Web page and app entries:
════════

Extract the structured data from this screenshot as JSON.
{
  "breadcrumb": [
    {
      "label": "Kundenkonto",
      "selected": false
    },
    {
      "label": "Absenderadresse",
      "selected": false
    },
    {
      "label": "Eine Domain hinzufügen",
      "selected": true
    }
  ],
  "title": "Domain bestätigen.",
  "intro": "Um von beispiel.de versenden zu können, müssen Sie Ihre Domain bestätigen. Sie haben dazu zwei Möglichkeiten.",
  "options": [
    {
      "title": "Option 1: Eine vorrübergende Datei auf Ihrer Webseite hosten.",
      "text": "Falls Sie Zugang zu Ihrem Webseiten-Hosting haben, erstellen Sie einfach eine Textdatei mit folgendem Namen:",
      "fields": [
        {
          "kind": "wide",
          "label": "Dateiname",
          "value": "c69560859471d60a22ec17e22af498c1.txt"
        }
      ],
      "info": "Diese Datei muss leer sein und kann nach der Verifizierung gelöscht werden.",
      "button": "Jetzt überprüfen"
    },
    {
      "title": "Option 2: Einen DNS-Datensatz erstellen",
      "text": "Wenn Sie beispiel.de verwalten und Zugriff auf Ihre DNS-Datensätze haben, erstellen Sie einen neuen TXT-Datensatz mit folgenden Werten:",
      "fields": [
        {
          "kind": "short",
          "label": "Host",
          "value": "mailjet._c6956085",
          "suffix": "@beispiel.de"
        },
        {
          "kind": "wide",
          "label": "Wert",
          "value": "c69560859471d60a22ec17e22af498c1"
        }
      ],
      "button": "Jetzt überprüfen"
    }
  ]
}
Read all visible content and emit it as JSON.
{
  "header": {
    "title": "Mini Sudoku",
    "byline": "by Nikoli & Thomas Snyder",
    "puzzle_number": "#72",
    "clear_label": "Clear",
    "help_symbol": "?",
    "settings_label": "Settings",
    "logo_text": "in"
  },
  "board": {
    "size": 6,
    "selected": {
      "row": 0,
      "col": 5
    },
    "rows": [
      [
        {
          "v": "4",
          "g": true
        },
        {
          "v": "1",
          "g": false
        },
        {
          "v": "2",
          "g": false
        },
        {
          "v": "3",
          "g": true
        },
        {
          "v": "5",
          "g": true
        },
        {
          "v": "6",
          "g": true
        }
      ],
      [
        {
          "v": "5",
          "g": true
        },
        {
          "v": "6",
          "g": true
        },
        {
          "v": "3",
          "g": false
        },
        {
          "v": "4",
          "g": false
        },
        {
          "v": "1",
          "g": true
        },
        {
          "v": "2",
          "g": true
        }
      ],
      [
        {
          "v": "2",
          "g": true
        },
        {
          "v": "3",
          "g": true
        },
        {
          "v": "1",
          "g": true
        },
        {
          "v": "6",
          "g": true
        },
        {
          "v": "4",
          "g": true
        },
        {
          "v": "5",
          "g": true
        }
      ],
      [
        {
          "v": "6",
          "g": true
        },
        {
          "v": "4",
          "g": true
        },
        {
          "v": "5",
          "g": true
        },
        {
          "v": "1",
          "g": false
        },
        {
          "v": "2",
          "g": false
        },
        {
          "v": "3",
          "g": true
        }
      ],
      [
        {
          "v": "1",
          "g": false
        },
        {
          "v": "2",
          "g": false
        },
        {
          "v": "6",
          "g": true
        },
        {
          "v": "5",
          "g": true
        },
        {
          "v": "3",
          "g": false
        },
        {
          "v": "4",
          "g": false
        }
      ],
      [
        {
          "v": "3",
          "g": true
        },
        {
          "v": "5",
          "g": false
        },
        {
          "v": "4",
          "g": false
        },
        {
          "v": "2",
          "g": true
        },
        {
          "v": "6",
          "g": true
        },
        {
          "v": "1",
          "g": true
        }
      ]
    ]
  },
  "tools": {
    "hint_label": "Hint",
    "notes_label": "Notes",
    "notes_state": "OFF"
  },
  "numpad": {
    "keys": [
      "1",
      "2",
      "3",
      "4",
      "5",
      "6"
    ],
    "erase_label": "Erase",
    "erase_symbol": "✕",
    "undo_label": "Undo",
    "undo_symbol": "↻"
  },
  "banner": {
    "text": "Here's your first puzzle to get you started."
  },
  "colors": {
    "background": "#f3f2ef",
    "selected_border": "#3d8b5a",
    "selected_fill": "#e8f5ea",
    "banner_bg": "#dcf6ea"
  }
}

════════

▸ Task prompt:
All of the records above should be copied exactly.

▸ Your response:
Extract the structured data from this screenshot as JSON.
{
  "breadcrumb": [
    {
      "label": "Kundenkonto",
      "selected": false
    },
    {
      "label": "Absenderadresse",
      "selected": false
    },
    {
      "label": "Eine Domain hinzufügen",
      "selected": true
    }
  ],
  "title": "Domain bestätigen.",
  "intro": "Um von beispiel.de versenden zu können, müssen Sie Ihre Domain bestätigen. Sie haben dazu zwei Möglichkeiten.",
  "options": [
    {
      "title": "Option 1: Eine vorrübergende Datei auf Ihrer Webseite hosten.",
      "text": "Falls Sie Zugang zu Ihrem Webseiten-Hosting haben, erstellen Sie einfach eine Textdatei mit folgendem Namen:",
      "fields": [
        {
          "kind": "wide",
          "label": "Dateiname",
          "value": "c69560859471d60a22ec17e22af498c1.txt"
        }
      ],
      "info": "Diese Datei muss leer sein und kann nach der Verifizierung gelöscht werden.",
      "button": "Jetzt überprüfen"
    },
    {
      "title": "Option 2: Einen DNS-Datensatz erstellen",
      "text": "Wenn Sie beispiel.de verwalten und Zugriff auf Ihre DNS-Datensätze haben, erstellen Sie einen neuen TXT-Datensatz mit folgenden Werten:",
      "fields": [
        {
          "kind": "short",
          "label": "Host",
          "value": "mailjet._c6956085",
          "suffix": "@beispiel.de"
        },
        {
          "kind": "wide",
          "label": "Wert",
          "value": "c69560859471d60a22ec17e22af498c1"
        }
      ],
      "button": "Jetzt überprüfen"
    }
  ]
}
Read all visible content and emit it as JSON.
{
  "header": {
    "title": "Mini Sudoku",
    "byline": "by Nikoli & Thomas Snyder",
    "puzzle_number": "#72",
    "clear_label": "Clear",
    "help_symbol": "?",
    "settings_label": "Settings",
    "logo_text": "in"
  },
  "board": {
    "size": 6,
    "selected": {
      "row": 0,
      "col": 5
    },
    "rows": [
      [
        {
          "v": "4",
          "g": true
        },
        {
          "v": "1",
          "g": false
        },
        {
          "v": "2",
          "g": false
        },
        {
          "v": "3",
          "g": true
        },
        {
          "v": "5",
          "g": true
        },
        {
          "v": "6",
          "g": true
        }
      ],
      [
        {
          "v": "5",
          "g": true
        },
        {
          "v": "6",
          "g": true
        },
        {
          "v": "3",
          "g": false
        },
        {
          "v": "4",
          "g": false
        },
        {
          "v": "1",
          "g": true
        },
        {
          "v": "2",
          "g": true
        }
      ],
      [
        {
          "v": "2",
          "g": true
        },
        {
          "v": "3",
          "g": true
        },
        {
          "v": "1",
          "g": true
        },
        {
          "v": "6",
          "g": true
        },
        {
          "v": "4",
          "g": true
        },
        {
          "v": "5",
          "g": true
        }
      ],
      [
        {
          "v": "6",
          "g": true
        },
        {
          "v": "4",
          "g": true
        },
        {
          "v": "5",
          "g": true
        },
        {
          "v": "1",
          "g": false
        },
        {
          "v": "2",
          "g": false
        },
        {
          "v": "3",
          "g": true
        }
      ],
      [
        {
          "v": "1",
          "g": false
        },
        {
          "v": "2",
          "g": false
        },
        {
          "v": "6",
          "g": true
        },
        {
          "v": "5",
          "g": true
        },
        {
          "v": "3",
          "g": false
        },
        {
          "v": "4",
          "g": false
        }
      ],
      [
        {
          "v": "3",
          "g": true
        },
        {
          "v": "5",
          "g": false
        },
        {
          "v": "4",
          "g": false
        },
        {
          "v": "2",
          "g": true
        },
        {
          "v": "6",
          "g": true
        },
        {
          "v": "1",
          "g": true
        }
      ]
    ]
  },
  "tools": {
    "hint_label": "Hint",
    "notes_label": "Notes",
    "notes_state": "OFF"
  },
  "numpad": {
    "keys": [
      "1",
      "2",
      "3",
      "4",
      "5",
      "6"
    ],
    "erase_label": "Erase",
    "erase_symbol": "✕",
    "undo_label": "Undo",
    "undo_symbol": "↻"
  },
  "banner": {
    "text": "Here's your first puzzle to get you started."
  },
  "colors": {
    "background": "#f3f2ef",
    "selected_border": "#3d8b5a",
    "selected_fill": "#e8f5ea",
    "banner_bg": "#dcf6ea"
  }
}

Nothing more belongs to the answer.